|US5997145 *||Mar 9, 1999||Dec 7, 1999||Mora; Leo L.||Computer screen enhancing device|
|US6594144 *||Apr 5, 2001||Jul 15, 2003||Gwendolyn A. Miles||Monitor frame apparatus|
|US7824074 *||Oct 2, 2008||Nov 2, 2010||Hannspree, Inc.||Display for an electronic device with additional illumnation function|
|US9200747 *||Nov 21, 2013||Dec 1, 2015||Quanta Computer Inc.||Outer-hanging touch apparatus|
|US20090097252 *||Oct 2, 2008||Apr 16, 2009||Hannspree, Inc.||Display with illumination function|
|US20090161306 *||Feb 19, 2007||Jun 25, 2009||Start Design By Javi Crespo, S.L.||Computer monitor protector|
|US20150048236 *||Nov 21, 2013||Feb 19, 2015||Quanta Computer Inc.||Outer-hanging touch apparatus|
|DE10337925A1 *||Aug 18, 2003||Mar 17, 2005||Conrac Gmbh||Construction for LCD monitor and television display, contains all electronic assemblies required for control and operation of display within sheet metal rear cover providing screening|
|EP0887586A3 *||Jun 19, 1998||Nov 2, 2000||Beghelli S.p.A.||Lighting device for environments provided with video terminals|
|WO1998043153A1 *||Mar 25, 1998||Oct 1, 1998||O W I Software & Telecom||Structure for an information stand, especially of paperboard|
|U.S. Classification||340/815.73, 348/E05.128, D14/331, 359/601, 362/234|
|International Classification||H04N5/64, G06F1/16|
|Cooperative Classification||H04N5/64, G06F2200/1611, G06F1/1601|
|European Classification||G06F1/16D, H04N5/64|
|Feb 2, 1999||REMI||Maintenance fee reminder mailed|

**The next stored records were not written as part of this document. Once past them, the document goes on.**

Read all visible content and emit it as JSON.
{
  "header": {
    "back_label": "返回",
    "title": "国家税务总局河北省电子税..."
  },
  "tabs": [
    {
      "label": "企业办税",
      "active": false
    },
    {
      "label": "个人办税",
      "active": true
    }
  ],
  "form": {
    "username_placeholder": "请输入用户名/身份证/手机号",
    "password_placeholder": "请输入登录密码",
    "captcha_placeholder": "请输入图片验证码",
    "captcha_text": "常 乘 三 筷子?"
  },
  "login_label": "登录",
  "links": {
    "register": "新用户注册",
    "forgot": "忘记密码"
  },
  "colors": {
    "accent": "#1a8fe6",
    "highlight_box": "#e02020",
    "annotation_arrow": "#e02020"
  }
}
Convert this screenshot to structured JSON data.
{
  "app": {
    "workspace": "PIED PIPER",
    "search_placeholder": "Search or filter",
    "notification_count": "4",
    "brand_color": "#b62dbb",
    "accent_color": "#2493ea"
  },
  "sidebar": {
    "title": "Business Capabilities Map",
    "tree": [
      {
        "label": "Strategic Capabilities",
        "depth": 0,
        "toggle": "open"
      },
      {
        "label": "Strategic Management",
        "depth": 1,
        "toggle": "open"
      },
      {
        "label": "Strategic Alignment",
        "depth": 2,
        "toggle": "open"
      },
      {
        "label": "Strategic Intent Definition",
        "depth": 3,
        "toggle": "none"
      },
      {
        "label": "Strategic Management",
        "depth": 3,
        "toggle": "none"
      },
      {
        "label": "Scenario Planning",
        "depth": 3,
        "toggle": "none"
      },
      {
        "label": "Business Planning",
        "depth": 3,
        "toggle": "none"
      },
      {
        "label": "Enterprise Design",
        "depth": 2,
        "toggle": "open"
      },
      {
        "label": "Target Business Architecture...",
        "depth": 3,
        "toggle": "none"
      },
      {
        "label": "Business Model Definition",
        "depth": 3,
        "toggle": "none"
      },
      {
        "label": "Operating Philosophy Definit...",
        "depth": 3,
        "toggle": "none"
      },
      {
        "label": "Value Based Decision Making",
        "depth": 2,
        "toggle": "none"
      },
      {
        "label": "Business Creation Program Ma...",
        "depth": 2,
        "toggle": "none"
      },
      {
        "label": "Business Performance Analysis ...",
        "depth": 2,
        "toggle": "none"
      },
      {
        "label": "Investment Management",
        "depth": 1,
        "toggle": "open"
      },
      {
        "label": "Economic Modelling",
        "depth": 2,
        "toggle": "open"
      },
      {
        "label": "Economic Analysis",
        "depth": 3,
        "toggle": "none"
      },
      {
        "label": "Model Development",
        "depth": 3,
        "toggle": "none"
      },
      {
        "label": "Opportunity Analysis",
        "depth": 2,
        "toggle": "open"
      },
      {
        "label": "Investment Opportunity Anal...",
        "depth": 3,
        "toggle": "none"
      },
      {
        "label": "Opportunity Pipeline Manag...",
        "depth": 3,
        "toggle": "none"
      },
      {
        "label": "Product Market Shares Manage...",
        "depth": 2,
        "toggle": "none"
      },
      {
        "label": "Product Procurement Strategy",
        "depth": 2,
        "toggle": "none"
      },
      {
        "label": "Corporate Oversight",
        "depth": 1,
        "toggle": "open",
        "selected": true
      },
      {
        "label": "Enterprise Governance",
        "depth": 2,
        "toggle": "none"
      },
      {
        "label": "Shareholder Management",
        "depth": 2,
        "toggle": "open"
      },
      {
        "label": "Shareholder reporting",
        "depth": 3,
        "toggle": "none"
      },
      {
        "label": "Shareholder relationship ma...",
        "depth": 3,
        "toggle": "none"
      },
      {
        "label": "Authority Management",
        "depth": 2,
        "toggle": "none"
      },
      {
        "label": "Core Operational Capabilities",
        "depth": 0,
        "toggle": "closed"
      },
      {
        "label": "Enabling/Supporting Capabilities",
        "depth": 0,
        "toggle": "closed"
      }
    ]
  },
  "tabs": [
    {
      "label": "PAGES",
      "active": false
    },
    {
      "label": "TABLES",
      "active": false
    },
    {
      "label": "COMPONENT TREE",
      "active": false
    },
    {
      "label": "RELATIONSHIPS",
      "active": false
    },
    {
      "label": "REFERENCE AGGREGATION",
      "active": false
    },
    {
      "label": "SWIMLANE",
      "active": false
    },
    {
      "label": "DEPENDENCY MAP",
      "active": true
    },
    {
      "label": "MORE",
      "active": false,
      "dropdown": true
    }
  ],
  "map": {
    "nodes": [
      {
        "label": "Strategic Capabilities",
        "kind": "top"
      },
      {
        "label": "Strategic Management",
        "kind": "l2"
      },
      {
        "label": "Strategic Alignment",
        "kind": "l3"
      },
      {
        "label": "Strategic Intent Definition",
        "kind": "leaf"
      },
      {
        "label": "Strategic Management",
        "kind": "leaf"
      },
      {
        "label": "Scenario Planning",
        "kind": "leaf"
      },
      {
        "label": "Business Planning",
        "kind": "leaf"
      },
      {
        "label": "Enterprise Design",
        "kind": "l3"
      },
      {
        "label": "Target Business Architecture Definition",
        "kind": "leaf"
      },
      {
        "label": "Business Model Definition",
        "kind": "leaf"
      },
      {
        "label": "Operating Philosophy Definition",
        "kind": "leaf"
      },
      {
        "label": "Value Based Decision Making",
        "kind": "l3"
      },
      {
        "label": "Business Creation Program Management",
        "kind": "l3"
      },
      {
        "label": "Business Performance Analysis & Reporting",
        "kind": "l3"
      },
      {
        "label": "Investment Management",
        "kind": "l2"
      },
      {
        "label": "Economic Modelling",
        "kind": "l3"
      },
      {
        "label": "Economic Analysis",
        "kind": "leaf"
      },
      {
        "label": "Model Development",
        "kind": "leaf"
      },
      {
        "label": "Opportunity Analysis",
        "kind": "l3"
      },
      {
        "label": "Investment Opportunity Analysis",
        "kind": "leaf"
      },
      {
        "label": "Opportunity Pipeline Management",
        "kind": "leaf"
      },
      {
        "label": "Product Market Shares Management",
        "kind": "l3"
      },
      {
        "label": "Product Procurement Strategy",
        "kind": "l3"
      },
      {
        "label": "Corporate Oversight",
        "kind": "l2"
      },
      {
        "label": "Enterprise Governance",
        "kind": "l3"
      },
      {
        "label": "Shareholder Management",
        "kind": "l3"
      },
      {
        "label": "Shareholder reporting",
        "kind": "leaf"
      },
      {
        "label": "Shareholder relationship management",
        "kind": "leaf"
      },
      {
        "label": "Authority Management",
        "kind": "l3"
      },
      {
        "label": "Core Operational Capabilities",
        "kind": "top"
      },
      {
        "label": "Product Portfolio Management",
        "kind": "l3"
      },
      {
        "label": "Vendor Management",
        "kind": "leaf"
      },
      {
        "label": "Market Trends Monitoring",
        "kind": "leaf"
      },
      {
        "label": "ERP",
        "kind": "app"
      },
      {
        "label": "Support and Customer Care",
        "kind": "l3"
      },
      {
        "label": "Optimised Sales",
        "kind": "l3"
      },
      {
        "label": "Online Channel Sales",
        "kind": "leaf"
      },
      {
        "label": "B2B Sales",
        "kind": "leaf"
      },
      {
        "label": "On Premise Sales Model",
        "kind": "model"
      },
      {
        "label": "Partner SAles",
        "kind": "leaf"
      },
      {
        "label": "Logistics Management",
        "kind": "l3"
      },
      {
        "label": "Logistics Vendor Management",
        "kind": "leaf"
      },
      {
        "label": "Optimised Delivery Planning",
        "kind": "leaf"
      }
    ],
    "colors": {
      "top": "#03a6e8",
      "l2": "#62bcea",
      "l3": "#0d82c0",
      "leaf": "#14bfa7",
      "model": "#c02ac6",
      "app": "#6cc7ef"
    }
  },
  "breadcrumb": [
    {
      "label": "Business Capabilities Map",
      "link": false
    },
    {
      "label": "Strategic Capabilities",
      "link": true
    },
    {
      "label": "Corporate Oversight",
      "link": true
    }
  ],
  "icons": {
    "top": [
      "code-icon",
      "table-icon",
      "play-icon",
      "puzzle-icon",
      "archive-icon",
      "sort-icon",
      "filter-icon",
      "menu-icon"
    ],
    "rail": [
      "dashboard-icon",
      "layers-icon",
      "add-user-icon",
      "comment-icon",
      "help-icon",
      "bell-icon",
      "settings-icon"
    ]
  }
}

|Jul 11, 1999||LAPS||Lapse for failure to pay maintenance fees|
|Sep 7, 1999||FP||Expired due to failure to pay maintenance fee|
Effective date: 19990711